* _RECORDS FOR THE TASK_:

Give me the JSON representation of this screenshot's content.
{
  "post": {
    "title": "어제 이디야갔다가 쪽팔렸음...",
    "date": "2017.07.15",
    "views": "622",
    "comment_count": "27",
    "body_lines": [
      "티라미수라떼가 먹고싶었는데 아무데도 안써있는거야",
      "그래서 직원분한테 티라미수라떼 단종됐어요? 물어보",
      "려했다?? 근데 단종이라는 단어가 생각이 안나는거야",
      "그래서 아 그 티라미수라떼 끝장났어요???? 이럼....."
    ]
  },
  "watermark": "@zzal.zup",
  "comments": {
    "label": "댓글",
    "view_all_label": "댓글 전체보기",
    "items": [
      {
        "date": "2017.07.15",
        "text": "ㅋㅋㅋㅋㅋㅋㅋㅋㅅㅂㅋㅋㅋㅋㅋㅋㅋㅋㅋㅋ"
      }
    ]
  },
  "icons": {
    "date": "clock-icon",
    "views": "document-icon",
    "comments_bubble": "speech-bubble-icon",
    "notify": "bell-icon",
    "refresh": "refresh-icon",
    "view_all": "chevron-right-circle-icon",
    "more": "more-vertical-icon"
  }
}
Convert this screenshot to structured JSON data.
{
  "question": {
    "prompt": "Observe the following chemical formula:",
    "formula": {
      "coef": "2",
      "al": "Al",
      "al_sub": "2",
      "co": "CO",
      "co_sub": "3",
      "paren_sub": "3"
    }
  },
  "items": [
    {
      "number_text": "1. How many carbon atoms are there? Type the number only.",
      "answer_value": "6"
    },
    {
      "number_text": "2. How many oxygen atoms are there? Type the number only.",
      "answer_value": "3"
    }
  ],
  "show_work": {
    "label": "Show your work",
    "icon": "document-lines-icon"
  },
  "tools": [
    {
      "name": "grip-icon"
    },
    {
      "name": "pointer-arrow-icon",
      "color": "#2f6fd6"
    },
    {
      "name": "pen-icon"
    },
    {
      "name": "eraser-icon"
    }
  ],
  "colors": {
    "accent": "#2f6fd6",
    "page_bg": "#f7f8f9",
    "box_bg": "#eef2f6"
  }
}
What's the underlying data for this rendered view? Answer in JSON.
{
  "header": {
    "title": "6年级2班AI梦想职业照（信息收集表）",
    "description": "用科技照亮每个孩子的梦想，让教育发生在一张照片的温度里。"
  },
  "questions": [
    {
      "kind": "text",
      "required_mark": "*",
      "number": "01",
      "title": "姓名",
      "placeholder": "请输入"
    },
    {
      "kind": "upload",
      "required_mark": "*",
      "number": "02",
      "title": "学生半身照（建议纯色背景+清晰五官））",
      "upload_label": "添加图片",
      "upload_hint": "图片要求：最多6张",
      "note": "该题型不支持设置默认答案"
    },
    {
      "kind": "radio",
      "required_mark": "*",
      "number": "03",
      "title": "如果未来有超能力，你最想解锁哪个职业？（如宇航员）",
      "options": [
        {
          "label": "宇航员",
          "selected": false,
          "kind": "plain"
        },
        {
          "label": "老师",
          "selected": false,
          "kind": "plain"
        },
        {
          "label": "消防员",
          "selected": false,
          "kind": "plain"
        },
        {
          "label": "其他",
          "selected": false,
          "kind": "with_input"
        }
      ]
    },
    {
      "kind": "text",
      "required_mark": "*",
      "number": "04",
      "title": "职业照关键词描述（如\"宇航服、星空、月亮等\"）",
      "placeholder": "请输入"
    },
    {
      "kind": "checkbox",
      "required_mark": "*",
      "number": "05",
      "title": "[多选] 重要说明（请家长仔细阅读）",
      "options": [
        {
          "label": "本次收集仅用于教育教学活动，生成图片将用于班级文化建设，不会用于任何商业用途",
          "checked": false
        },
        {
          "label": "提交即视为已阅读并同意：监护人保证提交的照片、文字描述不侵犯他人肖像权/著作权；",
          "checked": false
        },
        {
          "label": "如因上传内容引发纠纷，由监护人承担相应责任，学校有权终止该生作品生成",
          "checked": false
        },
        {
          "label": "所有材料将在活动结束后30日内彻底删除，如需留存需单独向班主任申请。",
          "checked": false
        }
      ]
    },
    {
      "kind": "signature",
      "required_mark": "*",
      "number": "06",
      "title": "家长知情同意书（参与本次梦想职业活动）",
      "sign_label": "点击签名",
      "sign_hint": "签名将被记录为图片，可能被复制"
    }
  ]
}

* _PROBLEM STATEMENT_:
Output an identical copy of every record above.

* _SOLUTION_:
Give me the JSON representation of this screenshot's content.
{
  "post": {
    "title": "어제 이디야갔다가 쪽팔렸음...",
    "date": "2017.07.15",
    "views": "622",
    "comment_count": "27",
    "body_lines": [
      "티라미수라떼가 먹고싶었는데 아무데도 안써있는거야",
      "그래서 직원분한테 티라미수라떼 단종됐어요? 물어보",
      "려했다?? 근데 단종이라는 단어가 생각이 안나는거야",
      "그래서 아 그 티라미수라떼 끝장났어요???? 이럼....."
    ]
  },
  "watermark": "@zzal.zup",
  "comments": {
    "label": "댓글",
    "view_all_label": "댓글 전체보기",
    "items": [
      {
        "date": "2017.07.15",
        "text": "ㅋㅋㅋㅋㅋㅋㅋㅋㅅㅂㅋㅋㅋㅋㅋㅋㅋㅋㅋㅋ"
      }
    ]
  },
  "icons": {
    "date": "clock-icon",
    "views": "document-icon",
    "comments_bubble": "speech-bubble-icon",
    "notify": "bell-icon",
    "refresh": "refresh-icon",
    "view_all": "chevron-right-circle-icon",
    "more": "more-vertical-icon"
  }
}
Convert this screenshot to structured JSON data.
{
  "question": {
    "prompt": "Observe the following chemical formula:",
    "formula": {
      "coef": "2",
      "al": "Al",
      "al_sub": "2",
      "co": "CO",
      "co_sub": "3",
      "paren_sub": "3"
    }
  },
  "items": [
    {
      "number_text": "1. How many carbon atoms are there? Type the number only.",
      "answer_value": "6"
    },
    {
      "number_text": "2. How many oxygen atoms are there? Type the number only.",
      "answer_value": "3"
    }
  ],
  "show_work": {
    "label": "Show your work",
    "icon": "document-lines-icon"
  },
  "tools": [
    {
      "name": "grip-icon"
    },
    {
      "name": "pointer-arrow-icon",
      "color": "#2f6fd6"
    },
    {
      "name": "pen-icon"
    },
    {
      "name": "eraser-icon"
    }
  ],
  "colors": {
    "accent": "#2f6fd6",
    "page_bg": "#f7f8f9",
    "box_bg": "#eef2f6"
  }
}
What's the underlying data for this rendered view? Answer in JSON.
{
  "header": {
    "title": "6年级2班AI梦想职业照（信息收集表）",
    "description": "用科技照亮每个孩子的梦想，让教育发生在一张照片的温度里。"
  },
  "questions": [
    {
      "kind": "text",
      "required_mark": "*",
      "number": "01",
      "title": "姓名",
      "placeholder": "请输入"
    },
    {
      "kind": "upload",
      "required_mark": "*",
      "number": "02",
      "title": "学生半身照（建议纯色背景+清晰五官））",
      "upload_label": "添加图片",
      "upload_hint": "图片要求：最多6张",
      "note": "该题型不支持设置默认答案"
    },
    {
      "kind": "radio",
      "required_mark": "*",
      "number": "03",
      "title": "如果未来有超能力，你最想解锁哪个职业？（如宇航员）",
      "options": [
        {
          "label": "宇航员",
          "selected": false,
          "kind": "plain"
        },
        {
          "label": "老师",
          "selected": false,
          "kind": "plain"
        },
        {
          "label": "消防员",
          "selected": false,
          "kind": "plain"
        },
        {
          "label": "其他",
          "selected": false,
          "kind": "with_input"
        }
      ]
    },
    {
      "kind": "text",
      "required_mark": "*",
      "number": "04",
      "title": "职业照关键词描述（如\"宇航服、星空、月亮等\"）",
      "placeholder": "请输入"
    },
    {
      "kind": "checkbox",
      "required_mark": "*",
      "number": "05",
      "title": "[多选] 重要说明（请家长仔细阅读）",
      "options": [
        {
          "label": "本次收集仅用于教育教学活动，生成图片将用于班级文化建设，不会用于任何商业用途",
          "checked": false
        },
        {
          "label": "提交即视为已阅读并同意：监护人保证提交的照片、文字描述不侵犯他人肖像权/著作权；",
          "checked": false
        },
        {
          "label": "如因上传内容引发纠纷，由监护人承担相应责任，学校有权终止该生作品生成",
          "checked": false
        },
        {
          "label": "所有材料将在活动结束后30日内彻底删除，如需留存需单独向班主任申请。",
          "checked": false
        }
      ]
    },
    {
      "kind": "signature",
      "required_mark": "*",
      "number": "06",
      "title": "家长知情同意书（参与本次梦想职业活动）",
      "sign_label": "点击签名",
      "sign_hint": "签名将被记录为图片，可能被复制"
    }
  ]
}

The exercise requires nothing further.